[Interface dataset entries]
____________________
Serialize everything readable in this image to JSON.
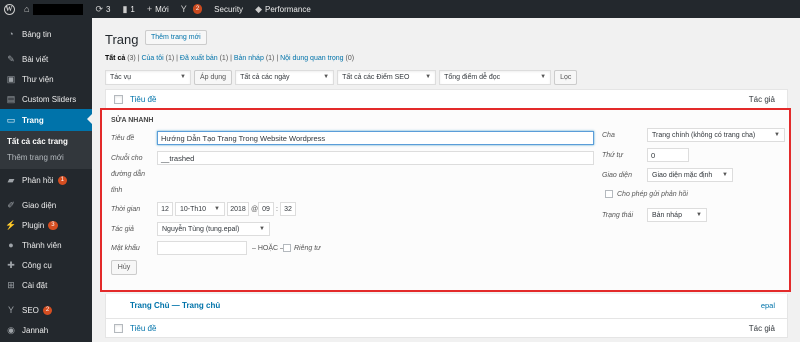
{
  "adminbar": {
    "updates_count": "3",
    "comments_count": "1",
    "new_label": "Mới",
    "yoast_badge": "2",
    "security_label": "Security",
    "performance_label": "Performance"
  },
  "sidebar": {
    "items": [
      {
        "label": "Bảng tin",
        "icon": "dashboard-icon"
      },
      {
        "label": "Bài viết",
        "icon": "pin-icon"
      },
      {
        "label": "Thư viện",
        "icon": "media-icon"
      },
      {
        "label": "Custom Sliders",
        "icon": "slides-icon"
      },
      {
        "label": "Trang",
        "icon": "page-icon"
      },
      {
        "label": "Phản hồi",
        "icon": "comment-icon",
        "badge": "1"
      },
      {
        "label": "Giao diện",
        "icon": "brush-icon"
      },
      {
        "label": "Plugin",
        "icon": "plugin-icon",
        "badge": "3"
      },
      {
        "label": "Thành viên",
        "icon": "users-icon"
      },
      {
        "label": "Công cụ",
        "icon": "tools-icon"
      },
      {
        "label": "Cài đặt",
        "icon": "settings-icon"
      },
      {
        "label": "SEO",
        "icon": "seo-icon",
        "badge": "2"
      },
      {
        "label": "Jannah",
        "icon": "theme-icon"
      }
    ],
    "submenu": [
      "Tất cả các trang",
      "Thêm trang mới"
    ]
  },
  "header": {
    "title": "Trang",
    "add_new": "Thêm trang mới"
  },
  "filters": {
    "all": "Tất cả",
    "all_count": "(3)",
    "mine": "Của tôi",
    "mine_count": "(1)",
    "published": "Đã xuất bản",
    "published_count": "(1)",
    "drafts": "Bản nháp",
    "drafts_count": "(1)",
    "cornerstone": "Nội dung quan trọng",
    "cornerstone_count": "(0)"
  },
  "tablenav": {
    "bulk_action": "Tác vụ",
    "apply": "Áp dụng",
    "dates": "Tất cả các ngày",
    "seo_scores": "Tất cả các Điểm SEO",
    "readability": "Tổng điểm dễ đọc",
    "filter": "Lọc"
  },
  "table": {
    "col_title": "Tiêu đề",
    "col_author": "Tác giả"
  },
  "quick_edit": {
    "legend": "SỬA NHANH",
    "title_label": "Tiêu đề",
    "title_value": "Hướng Dẫn Tạo Trang Trong Website Wordpress",
    "slug_label_1": "Chuỗi cho",
    "slug_label_2": "đường dẫn",
    "slug_label_3": "tĩnh",
    "slug_value": "__trashed",
    "date_label": "Thời gian",
    "date_day": "12",
    "date_month": "10-Th10",
    "date_year": "2018",
    "date_at": "@",
    "date_hour": "09",
    "date_sep": ":",
    "date_min": "32",
    "author_label": "Tác giả",
    "author_value": "Nguyễn Tùng (tung.epal)",
    "password_label": "Mật khẩu",
    "or_label": "– HOẶC –",
    "private_label": "Riêng tư",
    "parent_label": "Cha",
    "parent_value": "Trang chính (không có trang cha)",
    "order_label": "Thứ tự",
    "order_value": "0",
    "template_label": "Giao diện",
    "template_value": "Giao diện mặc định",
    "comments_label": "Cho phép gửi phản hồi",
    "status_label": "Trạng thái",
    "status_value": "Bản nháp",
    "cancel": "Hủy"
  },
  "rows": [
    {
      "title": "Trang Chủ — Trang chủ",
      "author": "epal"
    }
  ]
}
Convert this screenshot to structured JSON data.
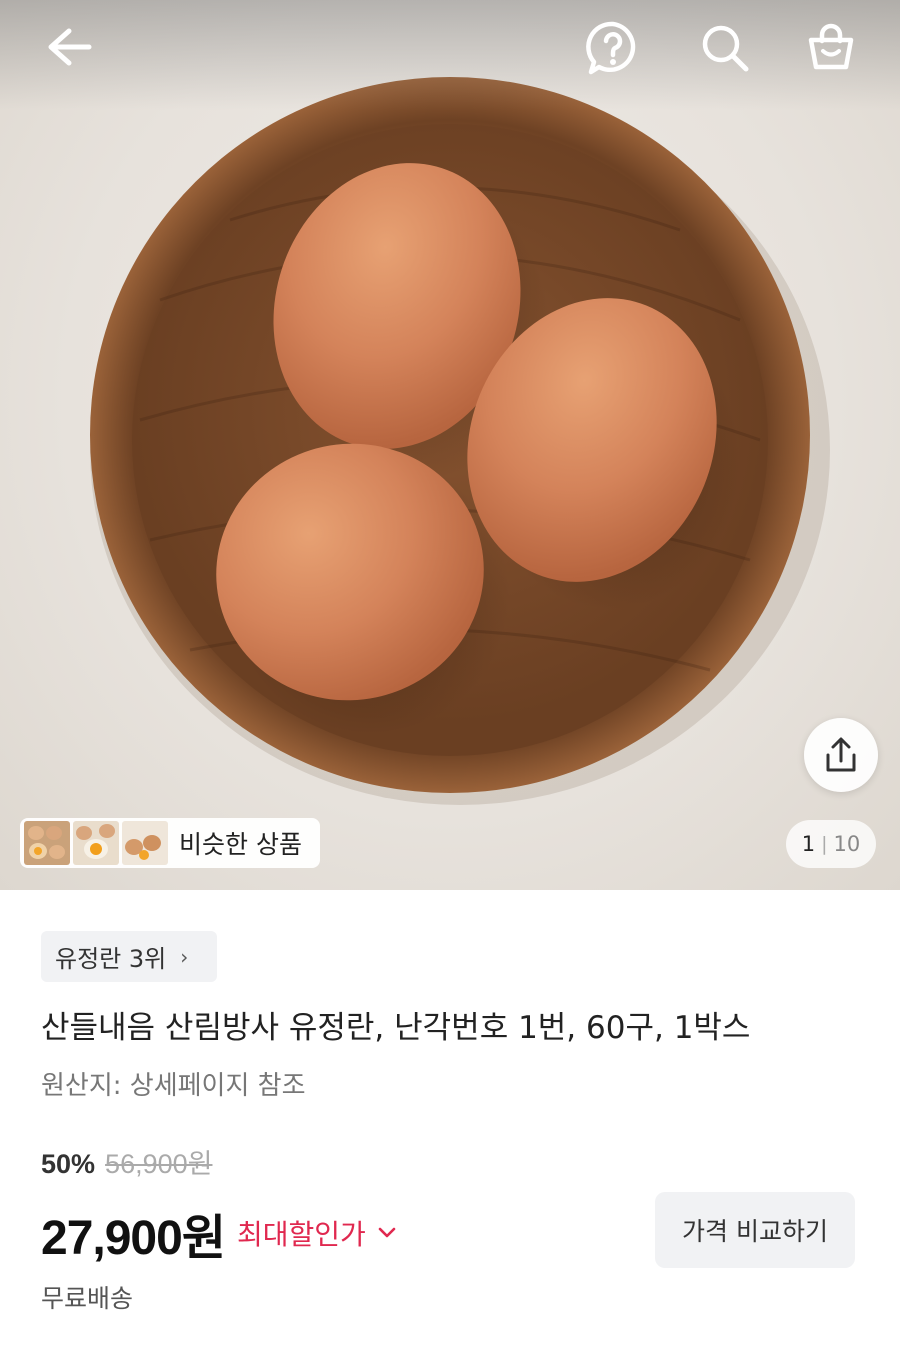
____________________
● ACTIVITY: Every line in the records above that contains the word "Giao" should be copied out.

● EXERCISE OUTPUT:
        "label": "Giao diện",
    "template_label": "Giao diện",
    "template_value": "Giao diện mặc định",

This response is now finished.